About this task: Please set down each entry exactly, omitting any picture it holds.

....

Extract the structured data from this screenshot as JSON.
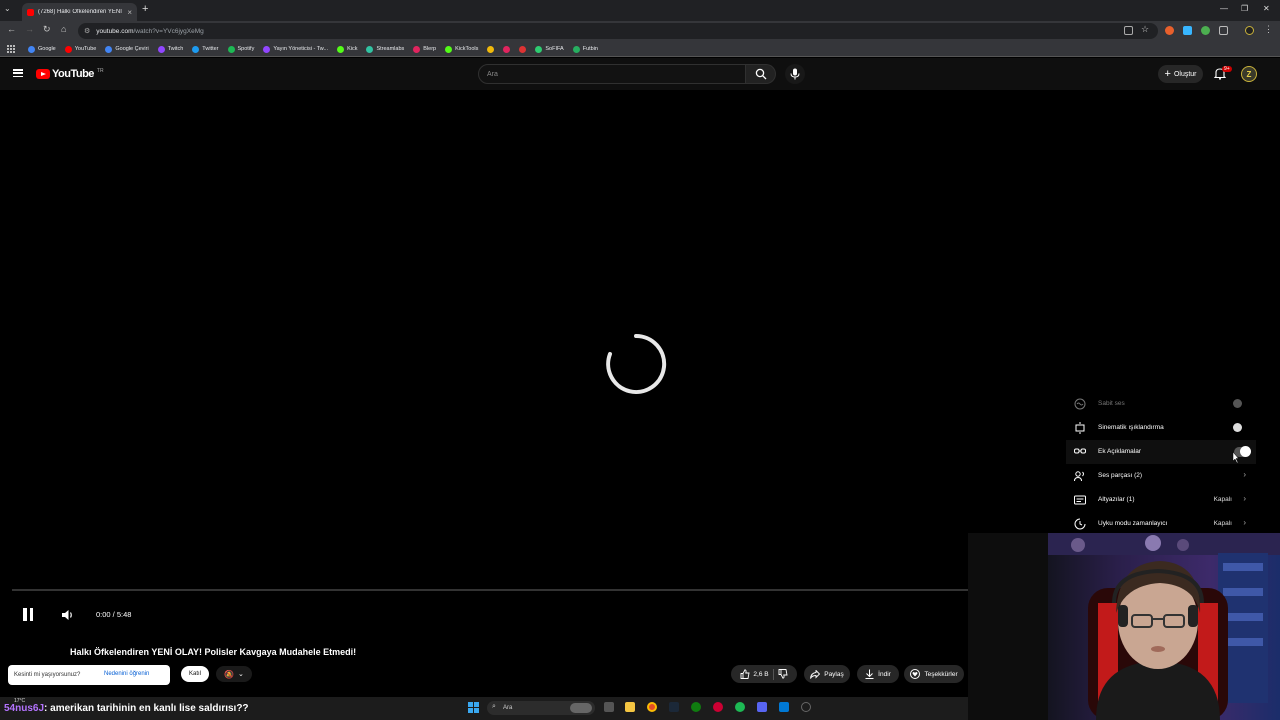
{
  "browser": {
    "tab_title": "(7268) Halkı Öfkelendiren YENİ",
    "url_host": "youtube.com",
    "url_path": "/watch?v=YVc6jygXeMg",
    "bookmarks": [
      {
        "label": "Google",
        "color": "#4285f4"
      },
      {
        "label": "YouTube",
        "color": "#ff0000"
      },
      {
        "label": "Google Çeviri",
        "color": "#4285f4"
      },
      {
        "label": "Twitch",
        "color": "#9146ff"
      },
      {
        "label": "Twitter",
        "color": "#1d9bf0"
      },
      {
        "label": "Spotify",
        "color": "#1db954"
      },
      {
        "label": "Yayın Yöneticisi - Tw...",
        "color": "#9146ff"
      },
      {
        "label": "Kick",
        "color": "#53fc18"
      },
      {
        "label": "Streamlabs",
        "color": "#31c3a2"
      },
      {
        "label": "Blerp",
        "color": "#e0245e"
      },
      {
        "label": "KickTools",
        "color": "#53fc18"
      },
      {
        "label": "",
        "color": "#f0b90b"
      },
      {
        "label": "",
        "color": "#e0245e"
      },
      {
        "label": "",
        "color": "#d33"
      },
      {
        "label": "SoFIFA",
        "color": "#2ecc71"
      },
      {
        "label": "Futbin",
        "color": "#27ae60"
      }
    ]
  },
  "youtube": {
    "logo_text": "YouTube",
    "logo_region": "TR",
    "search_placeholder": "Ara",
    "create_label": "Oluştur",
    "notif_count": "9+",
    "avatar_letter": "Z"
  },
  "player": {
    "time": "0:00 / 5:48",
    "progress": 0.0,
    "state": "loading"
  },
  "settings_menu": [
    {
      "label": "Sabit ses",
      "control": "dot",
      "enabled": false,
      "value": ""
    },
    {
      "label": "Sinematik ışıklandırma",
      "control": "dot",
      "enabled": true,
      "value": ""
    },
    {
      "label": "Ek Açıklamalar",
      "control": "toggle",
      "enabled": true,
      "value": ""
    },
    {
      "label": "Ses parçası (2)",
      "control": "chevron",
      "enabled": true,
      "value": ""
    },
    {
      "label": "Altyazılar (1)",
      "control": "chevron",
      "enabled": true,
      "value": "Kapalı"
    },
    {
      "label": "Uyku modu zamanlayıcı",
      "control": "chevron",
      "enabled": true,
      "value": "Kapalı"
    }
  ],
  "video": {
    "title": "Halkı Öfkelendiren YENİ OLAY! Polisler Kavgaya Mudahele Etmedi!",
    "poll_question": "Kesinti mi yaşıyorsunuz?",
    "poll_link": "Nedenini öğrenin",
    "join_label": "Katıl",
    "likes": "2,6 B",
    "share_label": "Paylaş",
    "download_label": "İndir",
    "thanks_label": "Teşekkürler"
  },
  "overlay": {
    "chat_user": "54nus6J",
    "chat_text": ": amerikan tarihinin en kanlı lise saldırısı??",
    "weather": "17°C"
  },
  "taskbar": {
    "search_placeholder": "Ara"
  }
}
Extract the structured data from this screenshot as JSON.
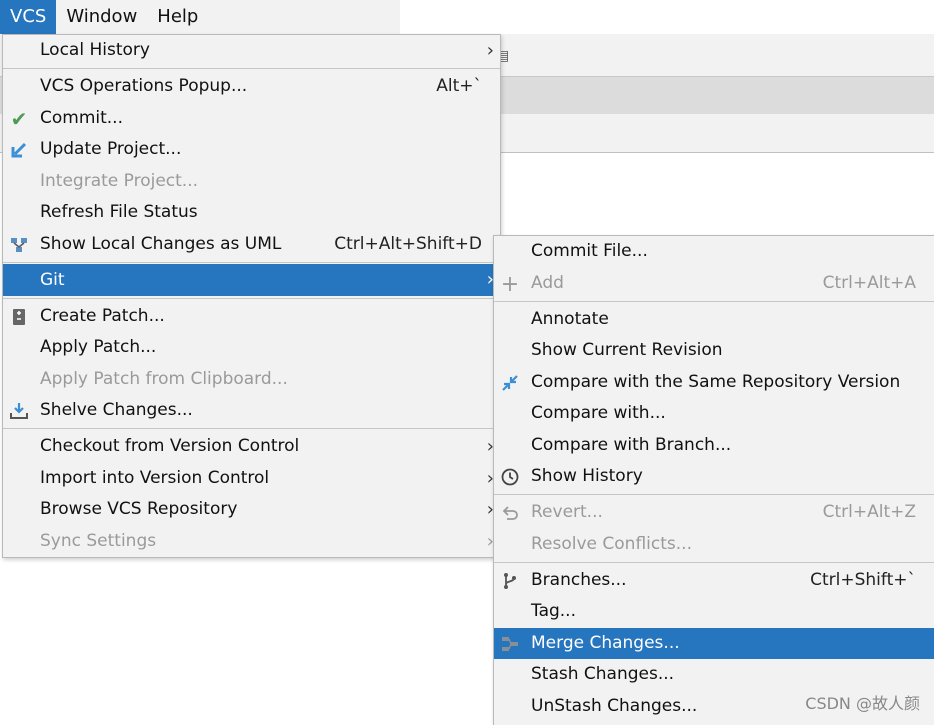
{
  "menubar": {
    "vcs": "VCS",
    "window": "Window",
    "help": "Help"
  },
  "vcs_menu": {
    "local_history": "Local History",
    "vcs_operations_popup": "VCS Operations Popup...",
    "vcs_operations_popup_shortcut": "Alt+`",
    "commit": "Commit...",
    "update_project": "Update Project...",
    "integrate_project": "Integrate Project...",
    "refresh_file_status": "Refresh File Status",
    "show_local_changes_uml": "Show Local Changes as UML",
    "show_local_changes_uml_shortcut": "Ctrl+Alt+Shift+D",
    "git": "Git",
    "create_patch": "Create Patch...",
    "apply_patch": "Apply Patch...",
    "apply_patch_clipboard": "Apply Patch from Clipboard...",
    "shelve_changes": "Shelve Changes...",
    "checkout_vc": "Checkout from Version Control",
    "import_vc": "Import into Version Control",
    "browse_vcs": "Browse VCS Repository",
    "sync_settings": "Sync Settings"
  },
  "git_menu": {
    "commit_file": "Commit File...",
    "add": "Add",
    "add_shortcut": "Ctrl+Alt+A",
    "annotate": "Annotate",
    "show_current_revision": "Show Current Revision",
    "compare_same_repo": "Compare with the Same Repository Version",
    "compare_with": "Compare with...",
    "compare_with_branch": "Compare with Branch...",
    "show_history": "Show History",
    "revert": "Revert...",
    "revert_shortcut": "Ctrl+Alt+Z",
    "resolve_conflicts": "Resolve Conflicts...",
    "branches": "Branches...",
    "branches_shortcut": "Ctrl+Shift+`",
    "tag": "Tag...",
    "merge_changes": "Merge Changes...",
    "stash_changes": "Stash Changes...",
    "unstash_changes": "UnStash Changes..."
  },
  "watermark": "CSDN @故人颜",
  "icons": {
    "commit": "check-icon",
    "update": "update-arrow-icon",
    "uml": "uml-diagram-icon",
    "patch": "patch-icon",
    "shelve": "shelve-icon",
    "add": "plus-icon",
    "compare": "compare-arrows-icon",
    "history": "clock-icon",
    "revert": "undo-icon",
    "branches": "branch-icon",
    "merge": "merge-icon"
  },
  "colors": {
    "selection": "#2675bf",
    "menu_bg": "#f2f2f2",
    "disabled_text": "#9a9a9a",
    "check_green": "#4e9a56",
    "icon_blue": "#3b8fd6"
  }
}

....

Response:
Extract the structured data from this screenshot as JSON.
{
  "browser": {
    "tab_title": "(7268) Halkı Öfkelendiren YENİ",
    "url_host": "youtube.com",
    "url_path": "/watch?v=YVc6jygXeMg",
    "bookmarks": [
      {
        "label": "Google",
        "color": "#4285f4"
      },
      {
        "label": "YouTube",
        "color": "#ff0000"
      },
      {
        "label": "Google Çeviri",
        "color": "#4285f4"
      },
      {
        "label": "Twitch",
        "color": "#9146ff"
      },
      {
        "label": "Twitter",
        "color": "#1d9bf0"
      },
      {
        "label": "Spotify",
        "color": "#1db954"
      },
      {
        "label": "Yayın Yöneticisi - Tw...",
        "color": "#9146ff"
      },
      {
        "label": "Kick",
        "color": "#53fc18"
      },
      {
        "label": "Streamlabs",
        "color": "#31c3a2"
      },
      {
        "label": "Blerp",
        "color": "#e0245e"
      },
      {
        "label": "KickTools",
        "color": "#53fc18"
      },
      {
        "label": "",
        "color": "#f0b90b"
      },
      {
        "label": "",
        "color": "#e0245e"
      },
      {
        "label": "",
        "color": "#d33"
      },
      {
        "label": "SoFIFA",
        "color": "#2ecc71"
      },
      {
        "label": "Futbin",
        "color": "#27ae60"
      }
    ]
  },
  "youtube": {
    "logo_text": "YouTube",
    "logo_region": "TR",
    "search_placeholder": "Ara",
    "create_label": "Oluştur",
    "notif_count": "9+",
    "avatar_letter": "Z"
  },
  "player": {
    "time": "0:00 / 5:48",
    "progress": 0.0,
    "state": "loading"
  },
  "settings_menu": [
    {
      "label": "Sabit ses",
      "control": "dot",
      "enabled": false,
      "value": ""
    },
    {
      "label": "Sinematik ışıklandırma",
      "control": "dot",
      "enabled": true,
      "value": ""
    },
    {
      "label": "Ek Açıklamalar",
      "control": "toggle",
      "enabled": true,
      "value": ""
    },
    {
      "label": "Ses parçası (2)",
      "control": "chevron",
      "enabled": true,
      "value": ""
    },
    {
      "label": "Altyazılar (1)",
      "control": "chevron",
      "enabled": true,
      "value": "Kapalı"
    },
    {
      "label": "Uyku modu zamanlayıcı",
      "control": "chevron",
      "enabled": true,
      "value": "Kapalı"
    }
  ],
  "video": {
    "title": "Halkı Öfkelendiren YENİ OLAY! Polisler Kavgaya Mudahele Etmedi!",
    "poll_question": "Kesinti mi yaşıyorsunuz?",
    "poll_link": "Nedenini öğrenin",
    "join_label": "Katıl",
    "likes": "2,6 B",
    "share_label": "Paylaş",
    "download_label": "İndir",
    "thanks_label": "Teşekkürler"
  },
  "overlay": {
    "chat_user": "54nus6J",
    "chat_text": ": amerikan tarihinin en kanlı lise saldırısı??",
    "weather": "17°C"
  },
  "taskbar": {
    "search_placeholder": "Ara"
  }
}
Extract the structured data from this screenshot as JSON.
{
  "menubar": {
    "vcs": "VCS",
    "window": "Window",
    "help": "Help"
  },
  "vcs_menu": {
    "local_history": "Local History",
    "vcs_operations_popup": "VCS Operations Popup...",
    "vcs_operations_popup_shortcut": "Alt+`",
    "commit": "Commit...",
    "update_project": "Update Project...",
    "integrate_project": "Integrate Project...",
    "refresh_file_status": "Refresh File Status",
    "show_local_changes_uml": "Show Local Changes as UML",
    "show_local_changes_uml_shortcut": "Ctrl+Alt+Shift+D",
    "git": "Git",
    "create_patch": "Create Patch...",
    "apply_patch": "Apply Patch...",
    "apply_patch_clipboard": "Apply Patch from Clipboard...",
    "shelve_changes": "Shelve Changes...",
    "checkout_vc": "Checkout from Version Control",
    "import_vc": "Import into Version Control",
    "browse_vcs": "Browse VCS Repository",
    "sync_settings": "Sync Settings"
  },
  "git_menu": {
    "commit_file": "Commit File...",
    "add": "Add",
    "add_shortcut": "Ctrl+Alt+A",
    "annotate": "Annotate",
    "show_current_revision": "Show Current Revision",
    "compare_same_repo": "Compare with the Same Repository Version",
    "compare_with": "Compare with...",
    "compare_with_branch": "Compare with Branch...",
    "show_history": "Show History",
    "revert": "Revert...",
    "revert_shortcut": "Ctrl+Alt+Z",
    "resolve_conflicts": "Resolve Conflicts...",
    "branches": "Branches...",
    "branches_shortcut": "Ctrl+Shift+`",
    "tag": "Tag...",
    "merge_changes": "Merge Changes...",
    "stash_changes": "Stash Changes...",
    "unstash_changes": "UnStash Changes..."
  },
  "watermark": "CSDN @故人颜",
  "icons": {
    "commit": "check-icon",
    "update": "update-arrow-icon",
    "uml": "uml-diagram-icon",
    "patch": "patch-icon",
    "shelve": "shelve-icon",
    "add": "plus-icon",
    "compare": "compare-arrows-icon",
    "history": "clock-icon",
    "revert": "undo-icon",
    "branches": "branch-icon",
    "merge": "merge-icon"
  },
  "colors": {
    "selection": "#2675bf",
    "menu_bg": "#f2f2f2",
    "disabled_text": "#9a9a9a",
    "check_green": "#4e9a56",
    "icon_blue": "#3b8fd6"
  }
}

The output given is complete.